BILL GATES is an unlikely Luddite, however much Microsoft may have provoked people to take a hammer to their computers. Yet in a recent interview with Quartz, an online publication, he expressed scepticism about society’s ability to manage rapid automation. To forestall a social crisis, he mused, governments should consider a tax on robots; if automation slows as a result, so much the better.

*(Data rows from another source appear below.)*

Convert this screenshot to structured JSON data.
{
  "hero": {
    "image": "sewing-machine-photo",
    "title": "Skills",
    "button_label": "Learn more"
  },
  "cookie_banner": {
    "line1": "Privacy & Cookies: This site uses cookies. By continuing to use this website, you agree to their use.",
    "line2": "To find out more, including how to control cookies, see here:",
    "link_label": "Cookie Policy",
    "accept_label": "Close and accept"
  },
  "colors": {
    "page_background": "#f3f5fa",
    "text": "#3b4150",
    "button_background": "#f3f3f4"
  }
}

It is an intriguing if impracticable idea, which reveals a lot about the challenge of automation.In some distant future robots with their own consciousnesses, nest-eggs and accountants might pay income taxes like the rest of us (presumably with as much enthusiasm). That is not what Mr Gates has in mind. He argues that today’s robots should be taxed—either their installation, or the profits firms enjoy.